*Photo/Art Credit: Madelaine, Wild Wonderful West Virginia

*The Middle Place title is borrowed from Kelly Corrigan's book of the same title.

*Tweet with Don Blankenship, CEO of Massey Mining here.

Happiness and House Hunting in Paradise

a perfect bungalow in australia
via www.realestate.com.au

As I lay in bed tonight dreaming about my new home and what it might be, I am reminded that wherever I hang my hat, it's not really about the place. Happiness isn't something you can move into, or find through creating the perfect color palette. You have to make happiness inside of yourself. That's what real happiness is all about. Nontheless, I can't help but think that this little slice of heaven wouldn't help the happiness along just a wee bit. Agree?

via Desire to Inspire

How to Buy a House

There's nothing more financially sobering than trying to buy your first house. The process lays bare all of your economic realities at once. Whatever you have or don't have is revealed for all to see. It's more than just stressful--it's humbling. My husband and I have been trying to buy a house, off and on, for the past six years. When we began the process, in mid 2007, we were still in the financial bubble. You remember, that was when your $500,000 house was suddenly worth $800,000. It was like winning the lottery. If you sold then. If you bought then, you might be wishing you hadn't. At that time, my husband and I were in a state of total disbelief. Here we were, college educated, successful careers. Between the two of us, we had an MBA and a published book. Not bad on paper. However nice that success is, it still wasn't going to get us a house within commuting distance to NYC. At least one we wanted. Not. Gonna. Happen. Not when $500k got you less than 2000 sq ft and $15,000 yearly taxes. What. The. Flock. So we decided to procreate instead. No mortgage approval necessary for that, no sir. This is how, six years on, we still live in a rented 2 bedroom apartment with about 1000 sq ft of living space. With three children. It's not so bad. In fact, I kind of like it. We have everything we need to thrive and grow. Sure, Sydney would love to have her own room, and Sam wants a big backyard where he can let his inner superhero roam free.
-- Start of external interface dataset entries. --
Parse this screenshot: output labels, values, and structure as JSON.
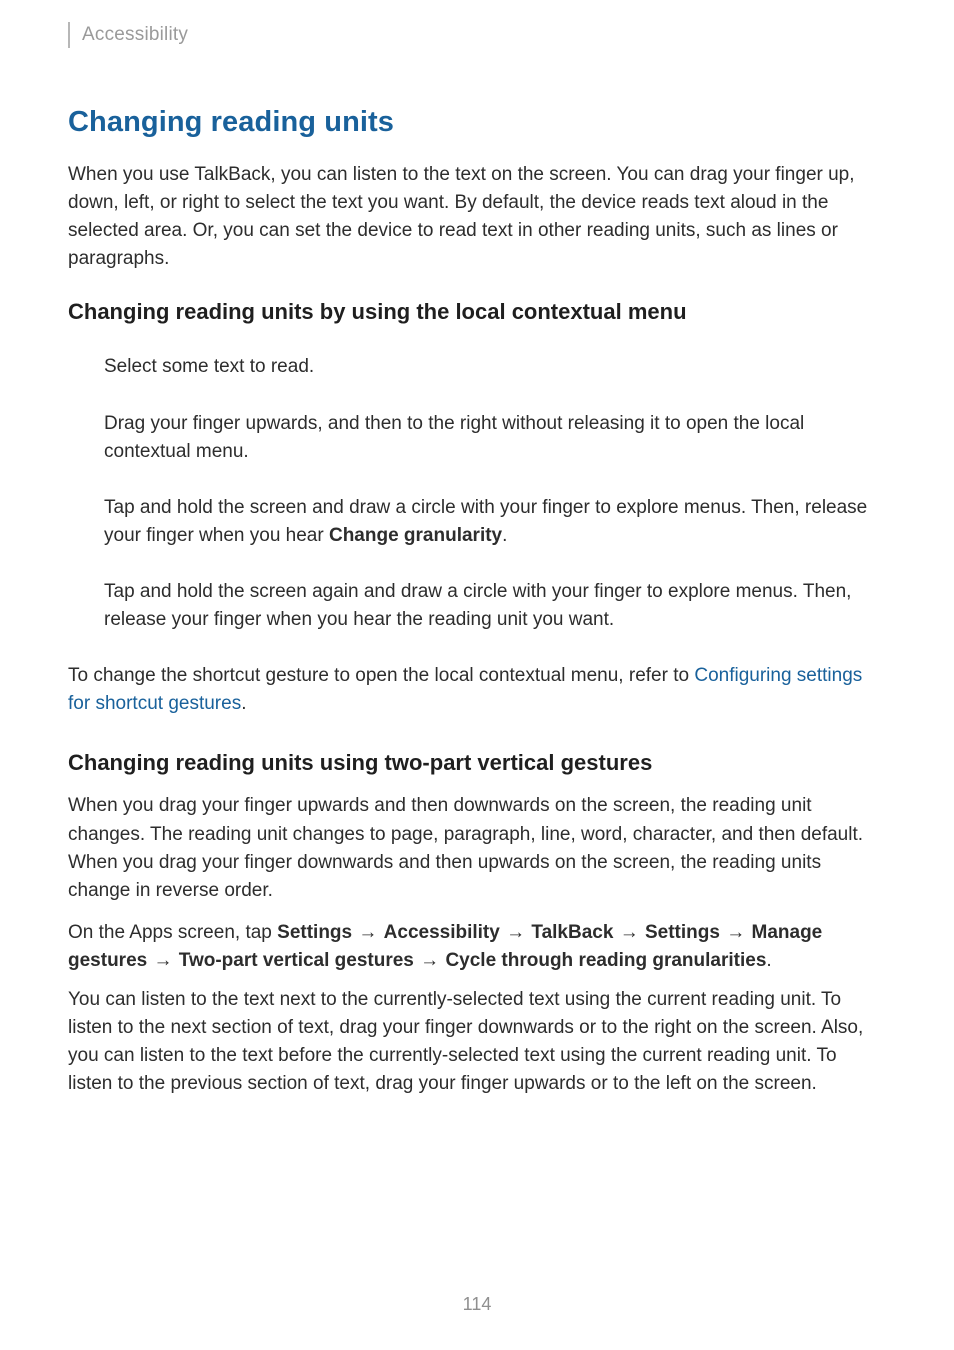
{
  "header": {
    "label": "Accessibility"
  },
  "main": {
    "title": "Changing reading units",
    "intro": "When you use TalkBack, you can listen to the text on the screen. You can drag your finger up, down, left, or right to select the text you want. By default, the device reads text aloud in the selected area. Or, you can set the device to read text in other reading units, such as lines or paragraphs.",
    "sub1": {
      "heading": "Changing reading units by using the local contextual menu",
      "steps": {
        "s1": "Select some text to read.",
        "s2": "Drag your finger upwards, and then to the right without releasing it to open the local contextual menu.",
        "s3_a": "Tap and hold the screen and draw a circle with your finger to explore menus. Then, release your finger when you hear ",
        "s3_b": "Change granularity",
        "s3_c": ".",
        "s4": "Tap and hold the screen again and draw a circle with your finger to explore menus. Then, release your finger when you hear the reading unit you want."
      },
      "footer_a": "To change the shortcut gesture to open the local contextual menu, refer to ",
      "footer_link": "Configuring settings for shortcut gestures",
      "footer_b": "."
    },
    "sub2": {
      "heading": "Changing reading units using two-part vertical gestures",
      "p1": "When you drag your finger upwards and then downwards on the screen, the reading unit changes. The reading unit changes to page, paragraph, line, word, character, and then default. When you drag your finger downwards and then upwards on the screen, the reading units change in reverse order.",
      "path": {
        "lead": "On the Apps screen, tap ",
        "seg1": "Settings",
        "seg2": "Accessibility",
        "seg3": "TalkBack",
        "seg4": "Settings",
        "seg5": "Manage gestures",
        "seg6": "Two-part vertical gestures",
        "seg7": "Cycle through reading granularities",
        "tail": "."
      },
      "p2": "You can listen to the text next to the currently-selected text using the current reading unit. To listen to the next section of text, drag your finger downwards or to the right on the screen. Also, you can listen to the text before the currently-selected text using the current reading unit. To listen to the previous section of text, drag your finger upwards or to the left on the screen."
    }
  },
  "page_number": "114",
  "glyphs": {
    "arrow": "→"
  }
}
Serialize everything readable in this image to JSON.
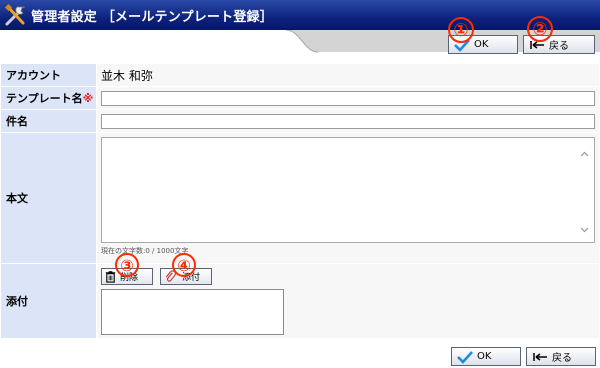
{
  "header": {
    "title": "管理者設定 ［メールテンプレート登録］",
    "icon": "tools-icon"
  },
  "toolbar": {
    "ok_label": "OK",
    "back_label": "戻る"
  },
  "annotations": [
    "①",
    "②",
    "③",
    "④"
  ],
  "form": {
    "account_label": "アカウント",
    "account_value": "並木 和弥",
    "template_name_label": "テンプレート名",
    "required_mark": "※",
    "subject_label": "件名",
    "body_label": "本文",
    "counter_text": "現在の文字数:0 / 1000文字",
    "attach_label": "添付",
    "delete_label": "削除",
    "attach_button_label": "添付"
  },
  "colors": {
    "titlebar": "#0d237e",
    "label_bg": "#dbe5f7",
    "annotation": "#ff2a00"
  }
}
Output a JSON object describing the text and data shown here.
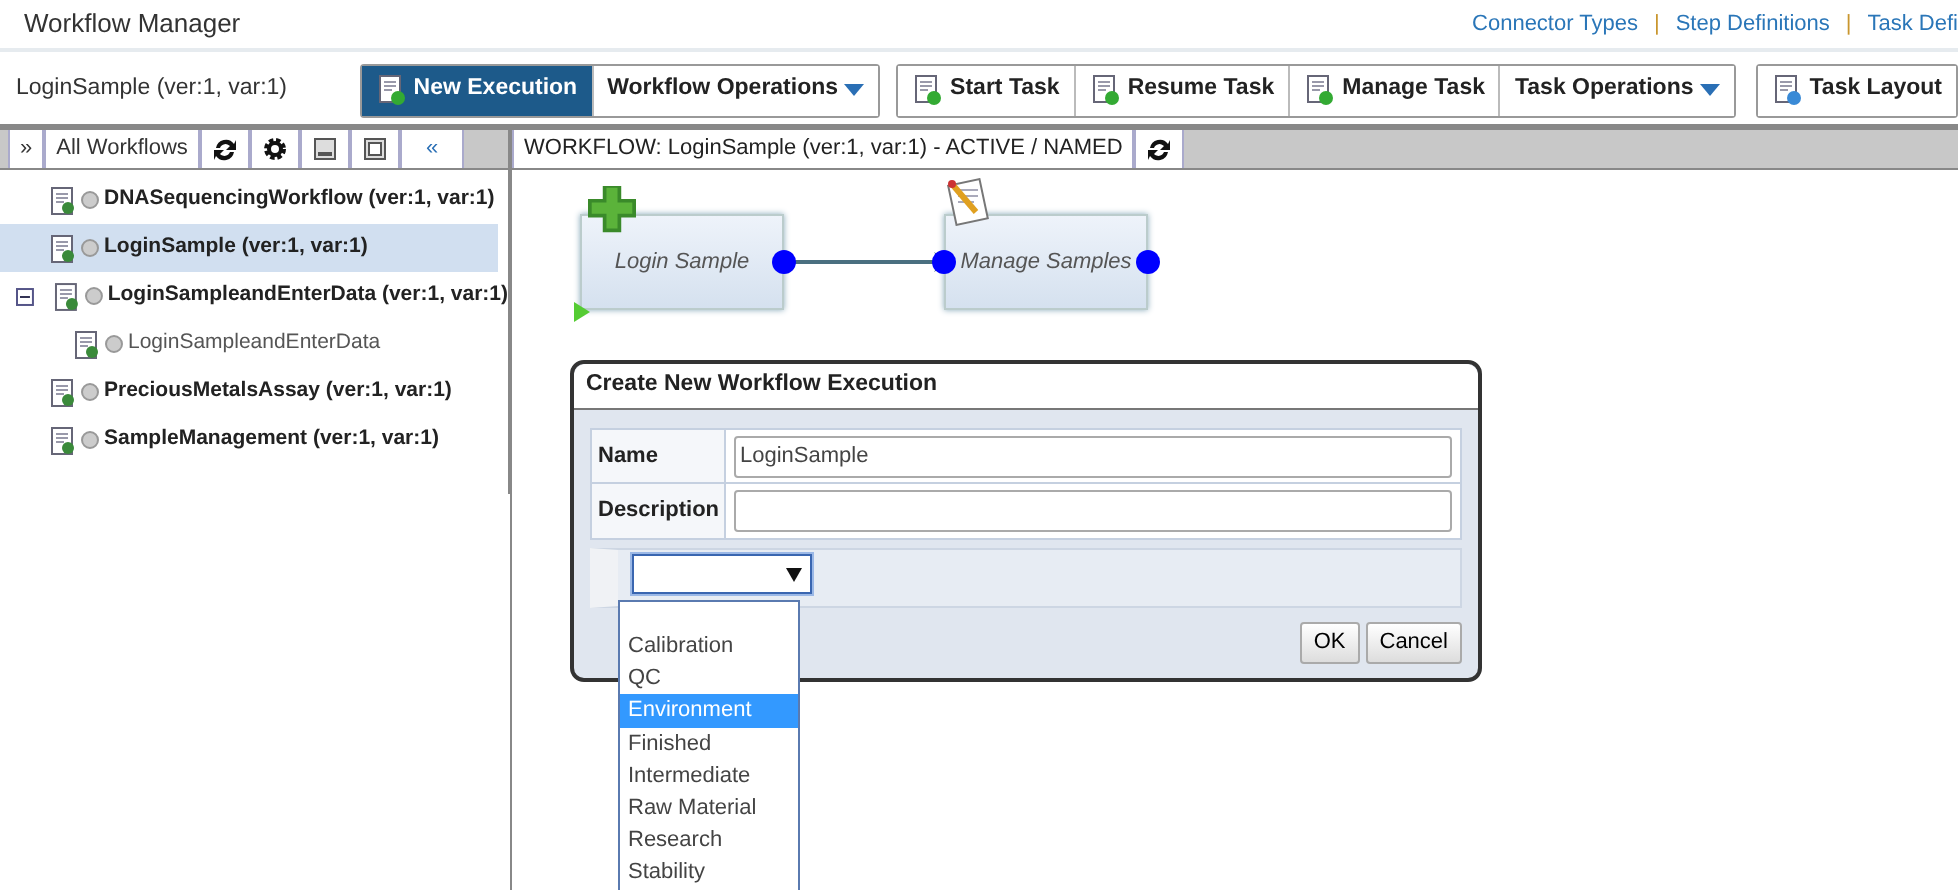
{
  "app_title": "Workflow Manager",
  "header_links": [
    "Connector Types",
    "Step Definitions",
    "Task Defi"
  ],
  "link_separator": "|",
  "current_workflow": "LoginSample (ver:1, var:1)",
  "workflow_buttons": [
    {
      "label": "New Execution",
      "kind": "action",
      "active": true
    },
    {
      "label": "Workflow Operations",
      "kind": "dropdown",
      "active": false
    }
  ],
  "task_buttons": [
    {
      "label": "Start Task",
      "kind": "action"
    },
    {
      "label": "Resume Task",
      "kind": "action"
    },
    {
      "label": "Manage Task",
      "kind": "action"
    },
    {
      "label": "Task Operations",
      "kind": "dropdown"
    }
  ],
  "layout_button": "Task Layout",
  "sidebar": {
    "expand_glyph": "»",
    "filter_label": "All Workflows",
    "collapse_glyph": "«",
    "items": [
      {
        "label": "DNASequencingWorkflow (ver:1, var:1)",
        "selected": false
      },
      {
        "label": "LoginSample (ver:1, var:1)",
        "selected": true
      },
      {
        "label": "LoginSampleandEnterData (ver:1, var:1)",
        "selected": false,
        "expanded": true,
        "children": [
          {
            "label": "LoginSampleandEnterData",
            "selected": false
          }
        ]
      },
      {
        "label": "PreciousMetalsAssay (ver:1, var:1)",
        "selected": false
      },
      {
        "label": "SampleManagement (ver:1, var:1)",
        "selected": false
      }
    ]
  },
  "canvas": {
    "title": "WORKFLOW: LoginSample (ver:1, var:1) - ACTIVE / NAMED",
    "nodes": [
      {
        "label": "Login Sample",
        "kind": "start"
      },
      {
        "label": "Manage Samples",
        "kind": "task"
      }
    ]
  },
  "dialog": {
    "title": "Create New Workflow Execution",
    "fields": [
      {
        "label": "Name",
        "value": "LoginSample"
      },
      {
        "label": "Description"
      }
    ],
    "select": {
      "expanded": true,
      "options": [
        {
          "label": "Calibration",
          "selected": false
        },
        {
          "label": "QC",
          "selected": false
        },
        {
          "label": "Environment",
          "selected": true
        },
        {
          "label": "Finished",
          "selected": false
        },
        {
          "label": "Intermediate",
          "selected": false
        },
        {
          "label": "Raw Material",
          "selected": false
        },
        {
          "label": "Research",
          "selected": false
        },
        {
          "label": "Stability",
          "selected": false
        }
      ]
    },
    "buttons": [
      "OK",
      "Cancel"
    ]
  }
}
I don't know when and if we will buy a house house this time, but I do know that we are happy where we are, and you don't need any money for that. - Posted using BlogPress from my iPhone